More than 75 percent of all grad students wind up taking out some type of education loan. Your first choice should be a federal loan, so fill out the FAFSA, Free Application for Federal Student Aid. It’s required for access to any federal student aid.
With a Direct Subsidized Stafford Loan, you can qualify for up $20,500 for each year of study with a combined undergraduate and graduate loan limit of $138,500. All Stafford loans are unsubsidized, so interest is not deferred, but payments are not required until six months following graduation.
Once you’ve exhausted your Stafford Loan eligibility, you can move onto a Graduate PLUS loan. The Graduate PLUS loan is a federally guaranteed loan that can be used to pay the full costs of graduate school, including reasonable living costs. You must be enrolled at least half-time and have minimally acceptable credit.
Private loans through banks and credit unions are also available for graduate study. These loans are based on your individual credit rating, so the higher your credit score, the more likely you’ll be approved, and at a better interest rate. Just as with federal loans, you’ll pay back the principal and interest. Many offer the option of making payments while you’re in school or deferring your payments until after you graduate.
Get credit for credits

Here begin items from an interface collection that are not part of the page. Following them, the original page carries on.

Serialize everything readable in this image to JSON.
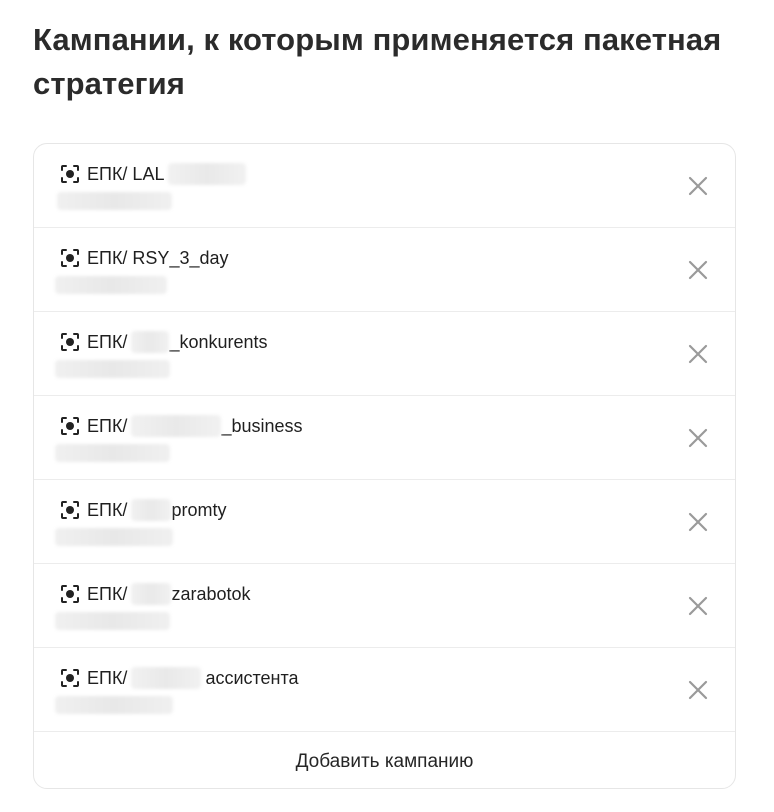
{
  "header": {
    "title": "Кампании, к которым применяется пакетная стратегия"
  },
  "campaigns": [
    {
      "prefix": "ЕПК/ LAL",
      "middle": "",
      "suffix": ""
    },
    {
      "prefix": "ЕПК/ RSY_3_day",
      "middle": "",
      "suffix": ""
    },
    {
      "prefix": "ЕПК/",
      "middle": "",
      "suffix": "_konkurents"
    },
    {
      "prefix": "ЕПК/",
      "middle": "",
      "suffix": "_business"
    },
    {
      "prefix": "ЕПК/",
      "middle": "",
      "suffix": "promty"
    },
    {
      "prefix": "ЕПК/",
      "middle": "",
      "suffix": "zarabotok"
    },
    {
      "prefix": "ЕПК/",
      "middle": "",
      "suffix": "ассистента"
    }
  ],
  "actions": {
    "add_campaign_label": "Добавить кампанию"
  },
  "icons": {
    "campaign": "campaign-target-icon",
    "remove": "close-icon"
  },
  "colors": {
    "text": "#1f1f1f",
    "icon_remove": "#9a9a9a",
    "border": "#e6e6e6"
  }
}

As a graduate student, you’ll also want to see if you qualify for the federal Lifetime Learning tax credit. It’ll allow you to subtract up to $2,000 per year from your tax bill. It’s available to single filers whose adjusted gross income is $62,000 or less, or to married filers whose AGI is $124,000 or less. The credit applies to 20 percent of your tuition and other required educational expenses, up to a maximum of $10,000. Talk to your tax advisor for more details.
When it comes to education and expenses, there are lots of ways to find financial support, but it takes some legwork. Invest some time, exhaust your resources, and you’ll make the right financial decision about how to fund your future success.
Mortgage Process – Why Georgia’s Own?
Georgia’s Own mortgage experts, Todd and Earica, tell you why you should trust Georgia’s Own for your mortgage needs.